Legumes provide plant-based lean protein. Protein takes longer to digest, thereby burning more calories, according to Fat Free Kitchen. Eating a bowl of bean soup for dinner or having a bean salad can help burn calories during sleeping hours. Legumes include lentils, split peas and varieties of beans. Beans include dried and/or canned kidney, black, navy, white, red, chickpeas or garbanzos, great northern and lima varieties.
According to an article on Live Strong, a study published in 2009 in Bioscience, Biotechnology & Biochemistry showed that drinking a daily dose of apple cider vinegar led to a lower waist circumference, abdominal fat mass , and body weight . Apple cider vinegar also contains a compound, which is called acetic acid.

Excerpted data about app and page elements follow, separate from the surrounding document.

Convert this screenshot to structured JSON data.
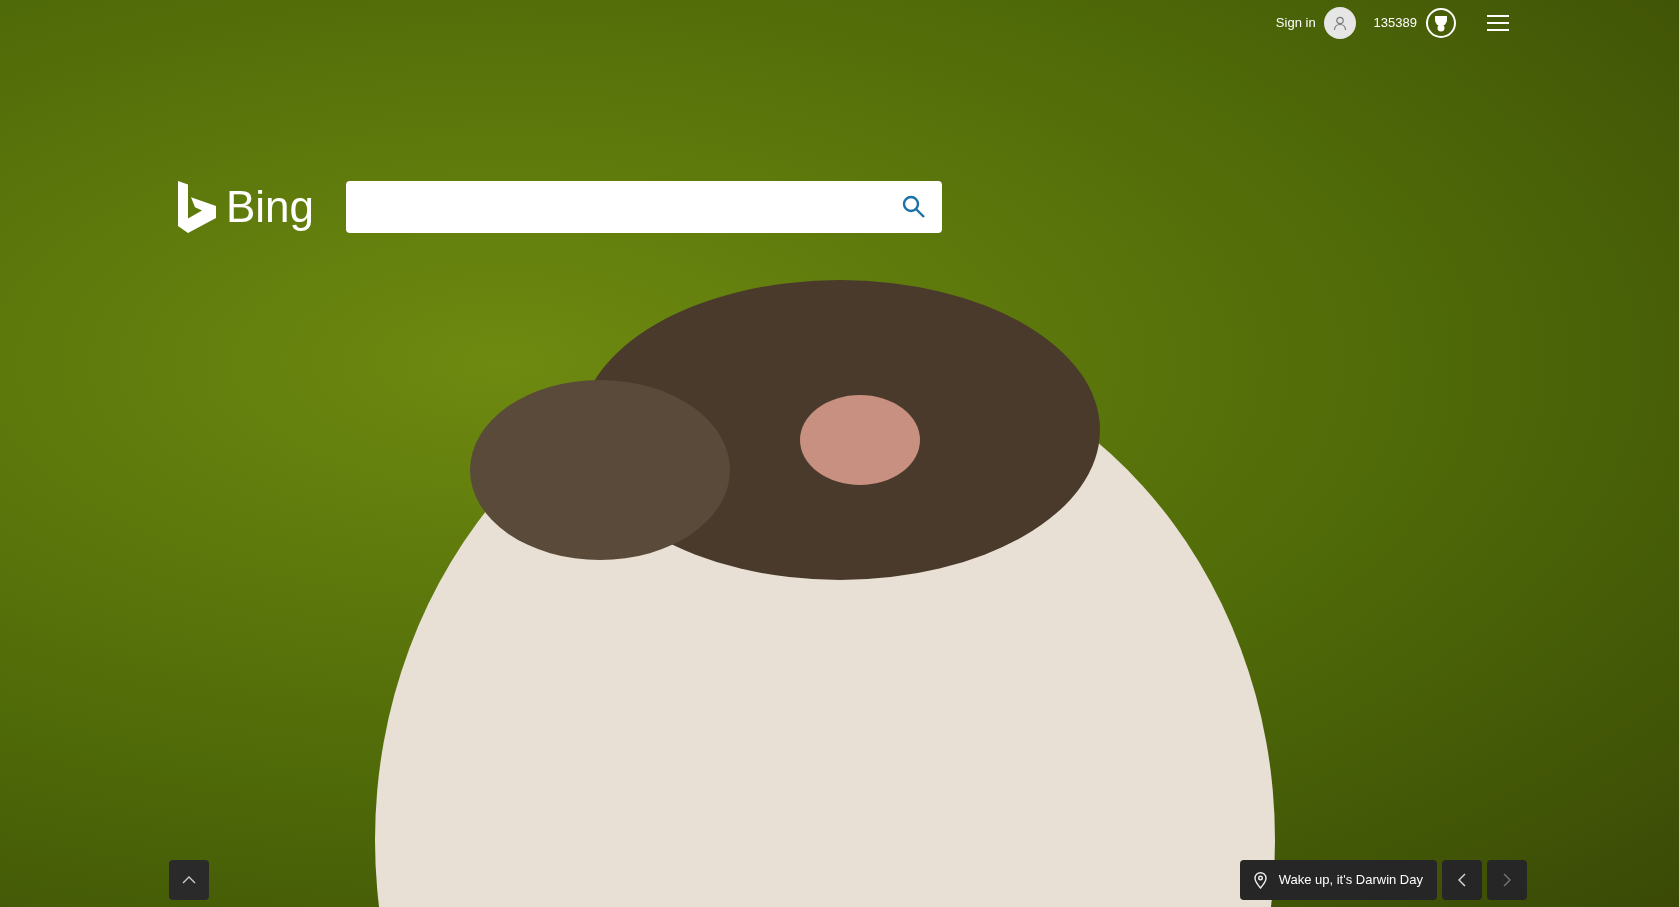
{
  "header": {
    "sign_in": "Sign in",
    "points": "135389"
  },
  "logo": {
    "text": "Bing"
  },
  "footer": {
    "location": "Wake up, it's Darwin Day",
    "previous": {
      "disabled": false
    },
    "next": {
      "disabled": true
    }
  }
}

This acid may stimulate the ability to burn stomach fat of your body and inhibit the fat storage. You may mix apple cider vinegar with ginger or honey to get the best results in burning fat in your body.

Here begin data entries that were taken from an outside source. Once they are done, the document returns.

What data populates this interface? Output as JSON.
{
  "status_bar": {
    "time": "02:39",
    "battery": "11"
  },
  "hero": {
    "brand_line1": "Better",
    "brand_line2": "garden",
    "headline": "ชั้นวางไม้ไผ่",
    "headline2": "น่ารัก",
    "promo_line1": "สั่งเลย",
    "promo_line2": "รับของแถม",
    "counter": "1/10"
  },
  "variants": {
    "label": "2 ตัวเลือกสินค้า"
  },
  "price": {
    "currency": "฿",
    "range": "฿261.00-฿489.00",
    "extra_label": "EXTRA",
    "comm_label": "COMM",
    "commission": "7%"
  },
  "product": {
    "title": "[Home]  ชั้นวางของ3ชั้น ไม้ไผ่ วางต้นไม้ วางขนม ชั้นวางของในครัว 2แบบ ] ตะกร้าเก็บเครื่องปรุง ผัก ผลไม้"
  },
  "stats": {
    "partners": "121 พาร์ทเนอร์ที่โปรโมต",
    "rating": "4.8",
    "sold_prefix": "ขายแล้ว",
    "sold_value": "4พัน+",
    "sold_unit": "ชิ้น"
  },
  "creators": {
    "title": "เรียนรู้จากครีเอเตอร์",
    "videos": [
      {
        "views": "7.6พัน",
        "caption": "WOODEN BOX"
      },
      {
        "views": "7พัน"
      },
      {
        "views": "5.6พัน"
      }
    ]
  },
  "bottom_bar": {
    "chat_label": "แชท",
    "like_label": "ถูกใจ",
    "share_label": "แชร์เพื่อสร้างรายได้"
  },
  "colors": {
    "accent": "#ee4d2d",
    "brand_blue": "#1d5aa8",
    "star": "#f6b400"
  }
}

That sour cherry is pretty sweet when it comes to your health. The results of a study conducted at the University of Michigan found that rats given high-fat foods along with tart cherries ditched nine percent more body fat than those in a control group over just 12 weeks. Cherries are also a good source of antioxidant pigment resveratrol, which has been linked to reductions in belly fat, dementia risk, and lower rates of macular degeneration among the elderly.
Don’t let extra hours lounging in bed stand between you and a flatter stomach. While getting enough sleep can help boost your metabolic rate, sleeping in may undo any benefit you’d enjoy from catching a few extra winks. One Obesity study reveals that late sleepers who snoozed past 10:45 in the morning ate nearly 250 more calories over the course of the day, despite eating half as many fruits and vegetables as their early bird counterparts. Even worse, they chowed down on more salty, sugary, and trans-fat-laden fast food than those who woke up earlier. If you happen to head out of the house early, you’re in for an additional metabolic boost; researchers at Northwestern University have found that people exposed to just a short period of early morning sunlight had lower BMIs than their late-waking counterparts.